→ Exercise aim
Examine the entries and show every line in which the word "JSON" is found.

=== Material provided ===

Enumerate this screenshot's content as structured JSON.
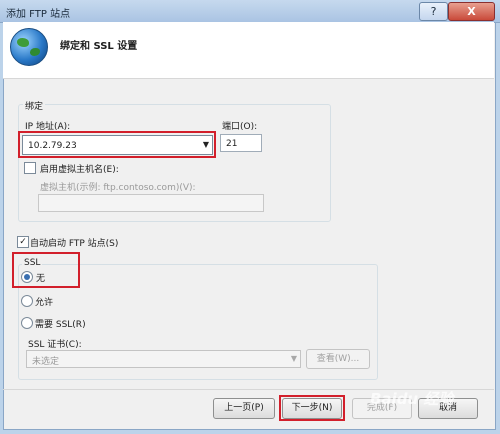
{
  "window": {
    "title": "添加 FTP 站点",
    "help_label": "?",
    "close_label": "X"
  },
  "header": {
    "title": "绑定和 SSL 设置",
    "icon": "globe-icon"
  },
  "binding": {
    "group_label": "绑定",
    "ip_label": "IP 地址(A):",
    "ip_value": "10.2.79.23",
    "port_label": "端口(O):",
    "port_value": "21",
    "virtual_host_checkbox_label": "启用虚拟主机名(E):",
    "virtual_host_checked": false,
    "virtual_host_label": "虚拟主机(示例: ftp.contoso.com)(V):",
    "virtual_host_value": ""
  },
  "autostart": {
    "label": "自动启动 FTP 站点(S)",
    "checked": true,
    "check_mark": "✓"
  },
  "ssl": {
    "group_label": "SSL",
    "options": [
      {
        "label": "无",
        "selected": true
      },
      {
        "label": "允许",
        "selected": false
      },
      {
        "label": "需要 SSL(R)",
        "selected": false
      }
    ],
    "cert_label": "SSL 证书(C):",
    "cert_value": "未选定",
    "view_button": "查看(W)..."
  },
  "footer": {
    "prev_button": "上一页(P)",
    "next_button": "下一步(N)",
    "finish_button": "完成(F)",
    "cancel_button": "取消"
  },
  "watermark": "Baidu 经验",
  "colors": {
    "highlight": "#d21f2b",
    "title_bar": "#c6d9ee",
    "dialog_bg": "#f0f0f0"
  }
}
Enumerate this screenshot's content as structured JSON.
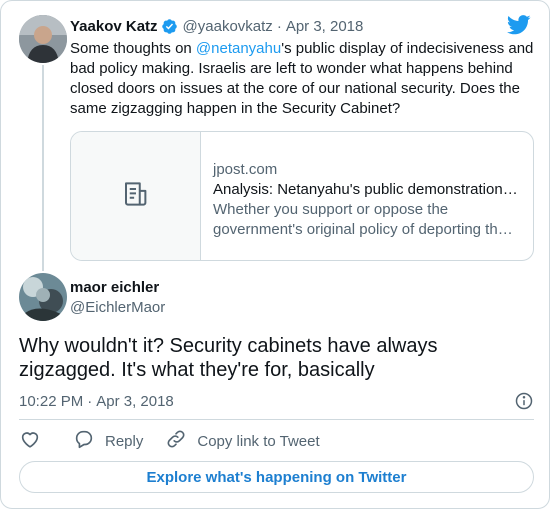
{
  "parent": {
    "name": "Yaakov Katz",
    "handle": "@yaakovkatz",
    "separator": "·",
    "date": "Apr 3, 2018",
    "text_before_mention": "Some thoughts on ",
    "mention": "@netanyahu",
    "text_after_mention": "'s public display of indecisiveness and bad policy making. Israelis are left to wonder what happens behind closed doors on issues at the core of our national security. Does the same zigzagging happen in the Security Cabinet?",
    "link_card": {
      "domain": "jpost.com",
      "title": "Analysis: Netanyahu's public demonstration…",
      "description": "Whether you support or oppose the government's original policy of deporting th…",
      "thumb_icon": "article-icon"
    }
  },
  "reply": {
    "name": "maor eichler",
    "handle": "@EichlerMaor",
    "text": "Why wouldn't it? Security cabinets have always zigzagged. It's what they're for, basically",
    "time": "10:22 PM",
    "separator": "·",
    "date": "Apr 3, 2018"
  },
  "actions": {
    "reply_label": "Reply",
    "copy_link_label": "Copy link to Tweet"
  },
  "explore_label": "Explore what's happening on Twitter",
  "colors": {
    "brand": "#1d9bf0",
    "text": "#0f1419",
    "secondary": "#536471",
    "border": "#cfd9de"
  }
}
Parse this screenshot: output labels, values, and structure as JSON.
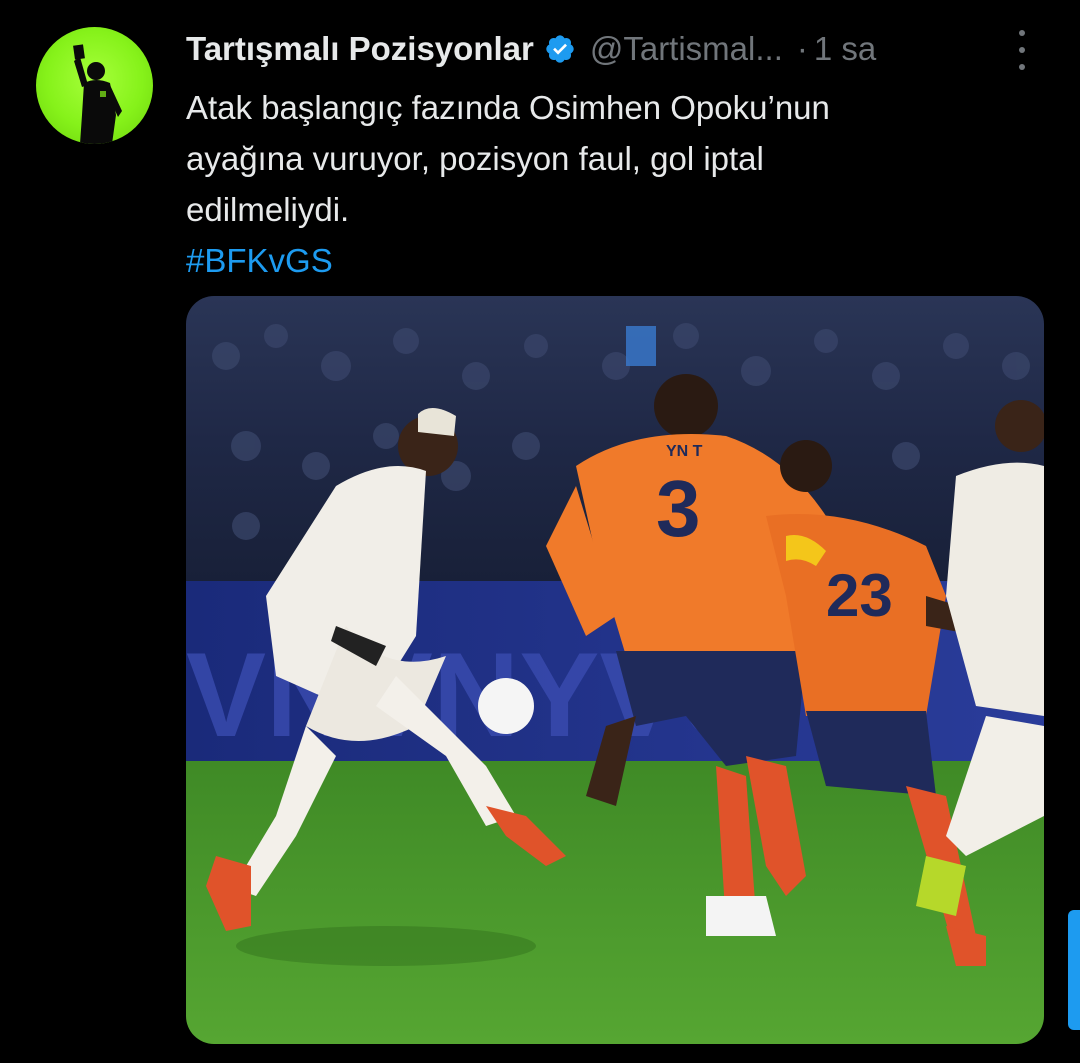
{
  "tweet": {
    "author": {
      "display_name": "Tartışmalı Pozisyonlar",
      "handle": "@Tartismal...",
      "verified": true,
      "avatar_icon": "referee-silhouette-icon"
    },
    "separator": "·",
    "time": "1 sa",
    "more_icon": "more-vertical-icon",
    "text_lines": [
      "Atak başlangıç fazında Osimhen Opoku’nun",
      "ayağına vuruyor, pozisyon faul, gol iptal",
      "edilmeliydi."
    ],
    "hashtag": "#BFKvGS",
    "media": {
      "kind": "photo",
      "jersey_numbers": [
        "3",
        "23"
      ],
      "jersey_name": "YN T"
    }
  },
  "colors": {
    "background": "#000000",
    "text_primary": "#e7e9ea",
    "text_secondary": "#71767b",
    "link": "#1d9bf0",
    "verified": "#1d9bf0",
    "avatar_green": "#86f21a",
    "jersey_orange": "#f07a2a",
    "jersey_navy": "#1f2a5a",
    "pitch_green": "#4a9a2a"
  }
}
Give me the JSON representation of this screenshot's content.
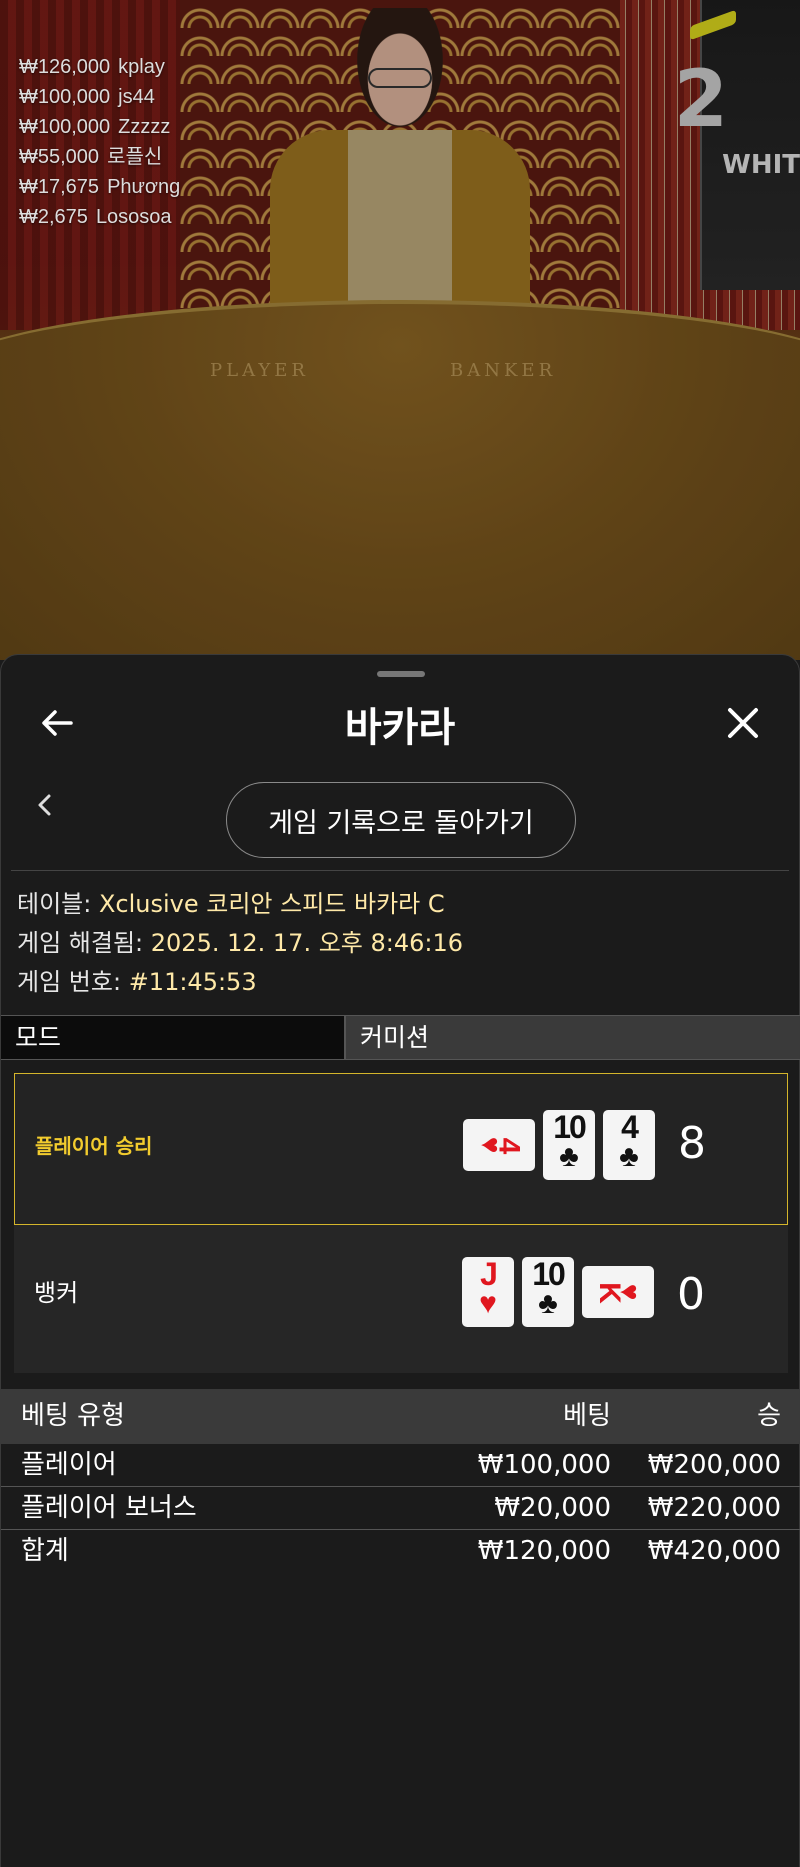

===

→ Your solution
Enumerate this screenshot's content as structured JSON.
Enumerate this screenshot's content as structured JSON.
Parse this screenshot: output labels, values, and structure as JSON.
Give me the JSON representation of this screenshot's content.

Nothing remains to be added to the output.